118 — Theta and alpha oscillations are traveling waves in the human neocortex

Zhang et al (10.1101/218198)

Read on 16 December 2017
#theta-wave  #alpha-wave  #brain-wave  #cortex  #neuroscience 

Alpha and theta waves have been studied for nearly a century; these functions of constructive electrical activity in the brain can be easily studied with basic EEG hardware. These waves, researchers hypothesize, correspond to synchronization events that coordinate brain activity at large scale across disparate regions. Even though these signals appear to be propagating waves when measured with a stationary probe, up until recently there was no definite proof that these oscillations were actually literal travelling waves across cortex.

This study looked to 77 human patients undergoing invasive procedures, where tissue was already going to be exposed to air. The researchers used electrode probes to monitor 2–15 Hz (alpha and theta waves) for activity while the subjects performed different tasks. The electrode-based measurements suggested that the bands of oscillation propagation were around 2 to 5 cm wide, and moved at about half a meter per second. For comparison, action potentials along myelinated axons propagate at ~10 m/s, and APs along slow, C-fiber axons involved in nociception move at around 2m/s.

When the subjects performed well in their memorization and memory retrieval tasks, the waves were found to move at more consistent speeds and direction. When the subjects performed poorly, the propagative waves were less focused and less refined.

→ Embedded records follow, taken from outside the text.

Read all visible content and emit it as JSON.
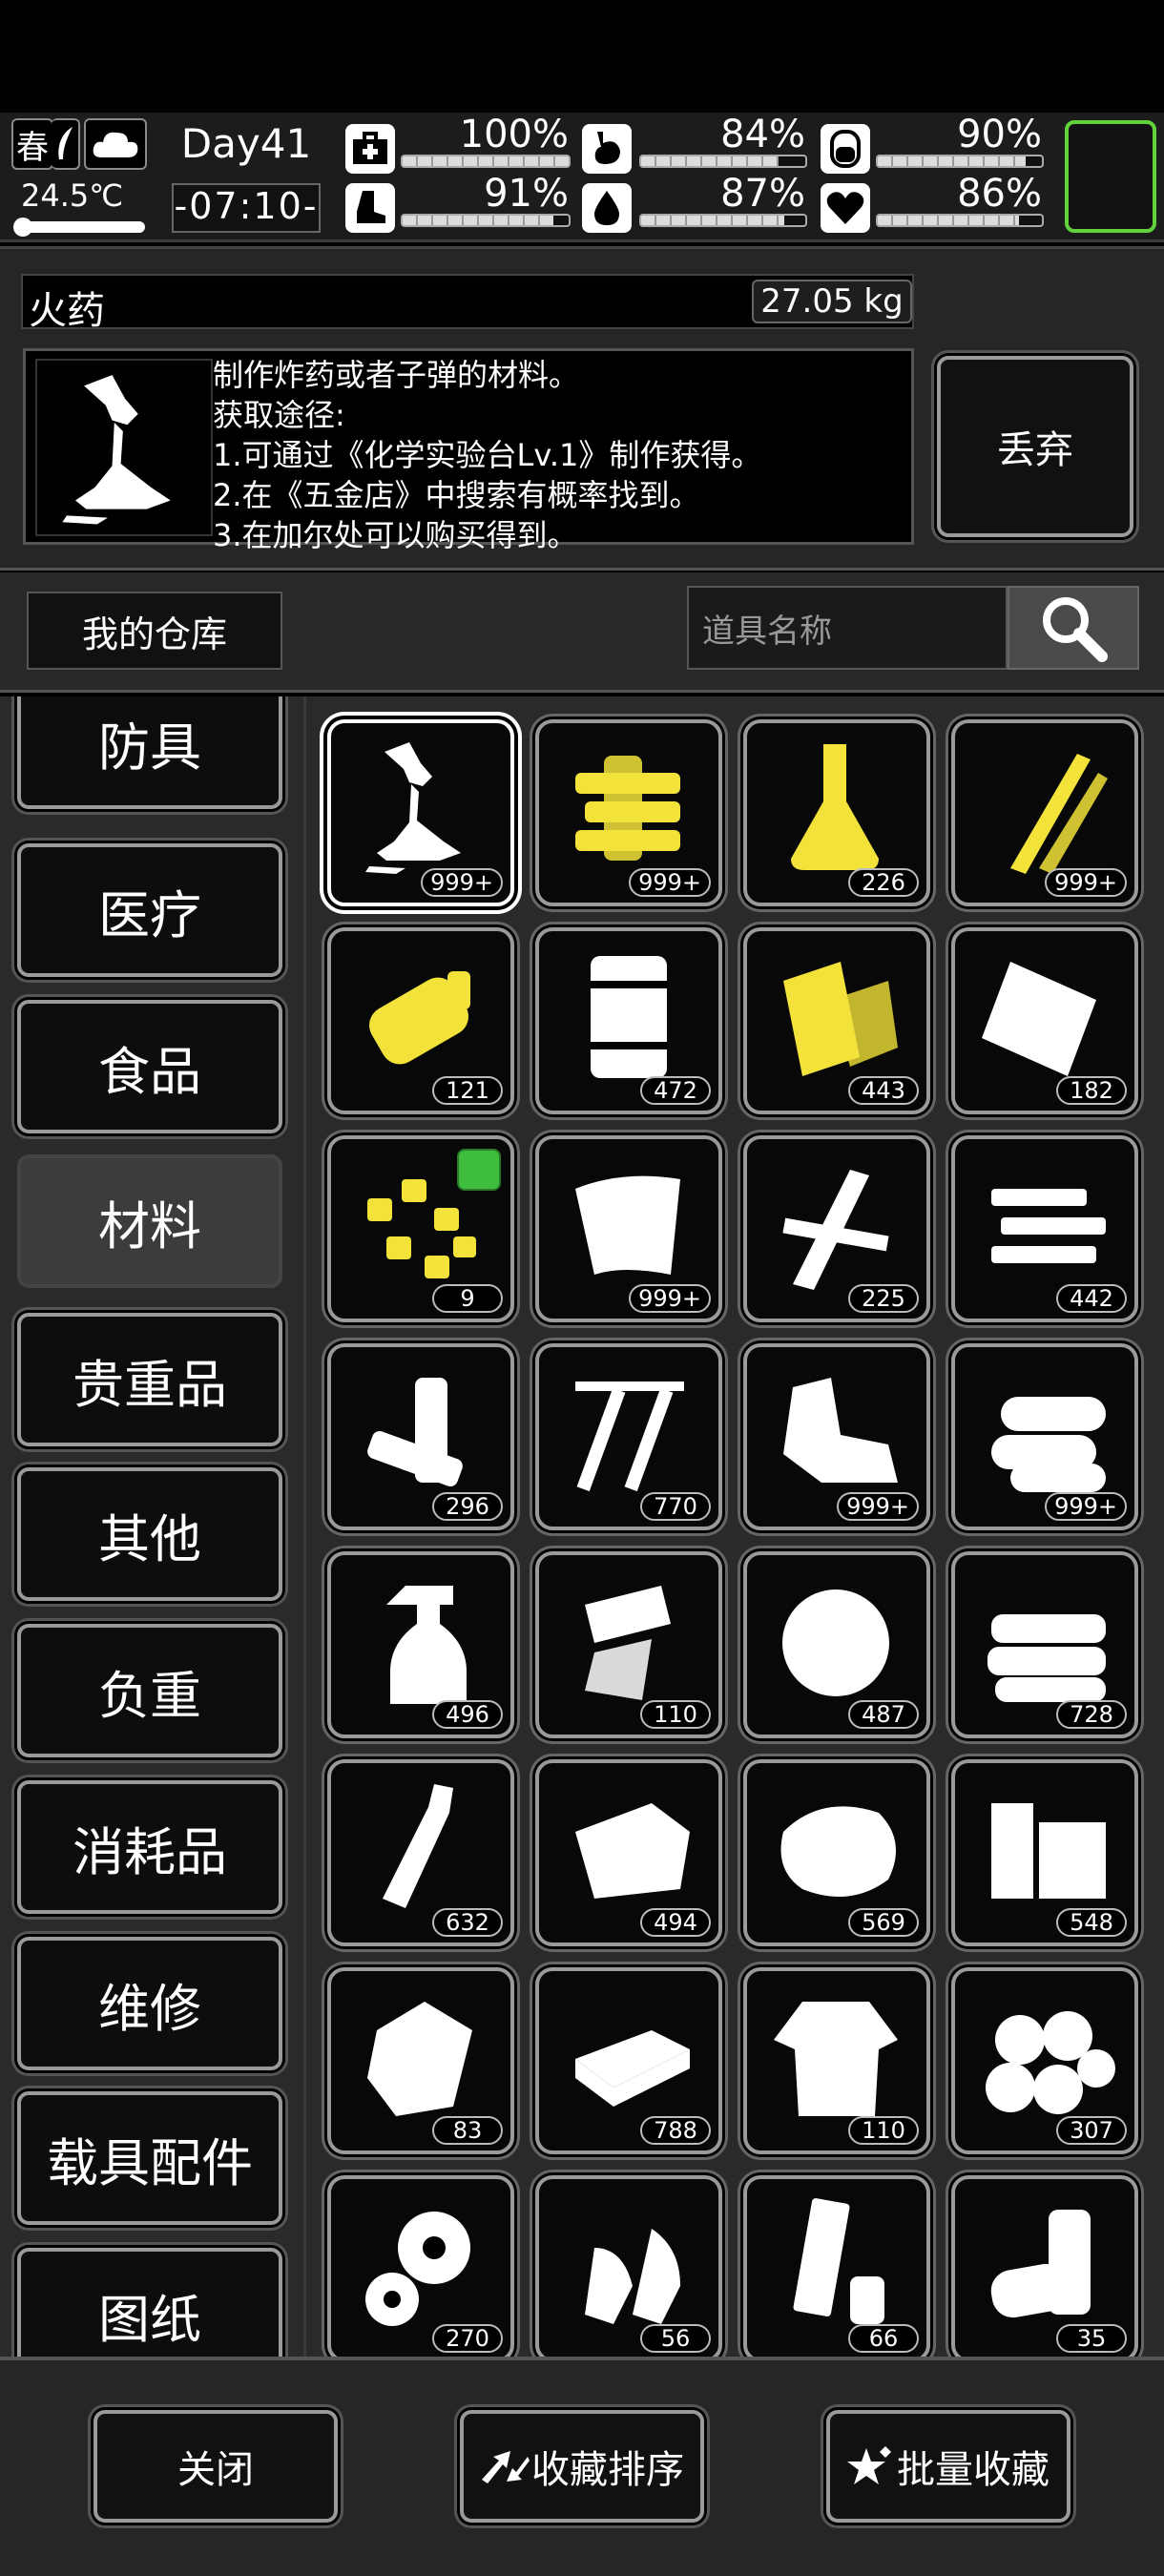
{
  "status": {
    "season": "春",
    "temperature": "24.5℃",
    "day": "Day41",
    "time": "-07:10-",
    "stats": [
      {
        "icon": "medkit-icon",
        "value": "100%",
        "fraction": 1.0
      },
      {
        "icon": "stomach-icon",
        "value": "84%",
        "fraction": 0.84
      },
      {
        "icon": "bladder-icon",
        "value": "90%",
        "fraction": 0.9
      },
      {
        "icon": "boot-icon",
        "value": "91%",
        "fraction": 0.91
      },
      {
        "icon": "water-drop-icon",
        "value": "87%",
        "fraction": 0.87
      },
      {
        "icon": "heart-icon",
        "value": "86%",
        "fraction": 0.86
      }
    ],
    "colors": {
      "equip_slot_border": "#62d23a"
    }
  },
  "detail": {
    "name": "火药",
    "weight": "27.05 kg",
    "description": [
      "制作炸药或者子弹的材料。",
      "获取途径:",
      "1.可通过《化学实验台Lv.1》制作获得。",
      "2.在《五金店》中搜索有概率找到。",
      "3.在加尔处可以购买得到。"
    ],
    "discard_label": "丢弃"
  },
  "search": {
    "storage_label": "我的仓库",
    "placeholder": "道具名称"
  },
  "categories": [
    {
      "label": "防具"
    },
    {
      "label": "医疗"
    },
    {
      "label": "食品"
    },
    {
      "label": "材料",
      "active": true
    },
    {
      "label": "贵重品"
    },
    {
      "label": "其他"
    },
    {
      "label": "负重"
    },
    {
      "label": "消耗品"
    },
    {
      "label": "维修"
    },
    {
      "label": "载具配件"
    },
    {
      "label": "图纸"
    }
  ],
  "items": [
    {
      "icon": "gunpowder-icon",
      "count": "999+",
      "selected": true,
      "color": "#ffffff"
    },
    {
      "icon": "cable-bundle-icon",
      "count": "999+",
      "color": "#f2e23a"
    },
    {
      "icon": "flask-icon",
      "count": "226",
      "color": "#f2e23a"
    },
    {
      "icon": "wire-icon",
      "count": "999+",
      "color": "#f2e23a"
    },
    {
      "icon": "battery-cell-icon",
      "count": "121",
      "color": "#f2e23a"
    },
    {
      "icon": "fuel-barrel-icon",
      "count": "472",
      "color": "#ffffff"
    },
    {
      "icon": "planks-icon",
      "count": "443",
      "color": "#f2e23a"
    },
    {
      "icon": "bag-icon",
      "count": "182",
      "color": "#ffffff"
    },
    {
      "icon": "scraps-icon",
      "count": "9",
      "color": "#f2e23a",
      "new": true
    },
    {
      "icon": "cloth-sheet-icon",
      "count": "999+",
      "color": "#ffffff"
    },
    {
      "icon": "wood-board-icon",
      "count": "225",
      "color": "#ffffff"
    },
    {
      "icon": "metal-strips-icon",
      "count": "442",
      "color": "#ffffff"
    },
    {
      "icon": "batteries-icon",
      "count": "296",
      "color": "#ffffff"
    },
    {
      "icon": "screws-icon",
      "count": "770",
      "color": "#ffffff"
    },
    {
      "icon": "scrap-metal-icon",
      "count": "999+",
      "color": "#ffffff"
    },
    {
      "icon": "logs-icon",
      "count": "999+",
      "color": "#ffffff"
    },
    {
      "icon": "spray-bottle-icon",
      "count": "496",
      "color": "#ffffff"
    },
    {
      "icon": "glass-shards-icon",
      "count": "110",
      "color": "#ffffff"
    },
    {
      "icon": "fiber-ball-icon",
      "count": "487",
      "color": "#ffffff"
    },
    {
      "icon": "towels-icon",
      "count": "728",
      "color": "#ffffff"
    },
    {
      "icon": "bottle-icon",
      "count": "632",
      "color": "#ffffff"
    },
    {
      "icon": "leather-icon",
      "count": "494",
      "color": "#ffffff"
    },
    {
      "icon": "meat-icon",
      "count": "569",
      "color": "#ffffff"
    },
    {
      "icon": "wood-blocks-icon",
      "count": "548",
      "color": "#ffffff"
    },
    {
      "icon": "rock-icon",
      "count": "83",
      "color": "#ffffff"
    },
    {
      "icon": "brick-icon",
      "count": "788",
      "color": "#ffffff"
    },
    {
      "icon": "rag-shirt-icon",
      "count": "110",
      "color": "#ffffff"
    },
    {
      "icon": "cotton-icon",
      "count": "307",
      "color": "#ffffff"
    },
    {
      "icon": "gears-icon",
      "count": "270",
      "color": "#ffffff"
    },
    {
      "icon": "bullets-icon",
      "count": "56",
      "color": "#ffffff"
    },
    {
      "icon": "pipe-icon",
      "count": "66",
      "color": "#ffffff"
    },
    {
      "icon": "cans-icon",
      "count": "35",
      "color": "#ffffff"
    }
  ],
  "bottom": {
    "close_label": "关闭",
    "sort_label": "收藏排序",
    "batch_label": "批量收藏"
  }
}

This work reconfirms that brain oscillations are a propagation of activity across cortex, and that this coordination of activity represents task-based focus and fluency. Moreover, it shares a model of thes brain waves as a “network of coupled oscillators” — essentially showing that these waves propagate across cortex in the same way as a vibration would propagate across a network of springs.

This talk of high-level brain region coordination reminded me of the superficial patch system seen in visual cortex of many mammals. I wonder if these superficial structures are responsible for other, unrelated types of brain synchronization, or perhaps the systems are related.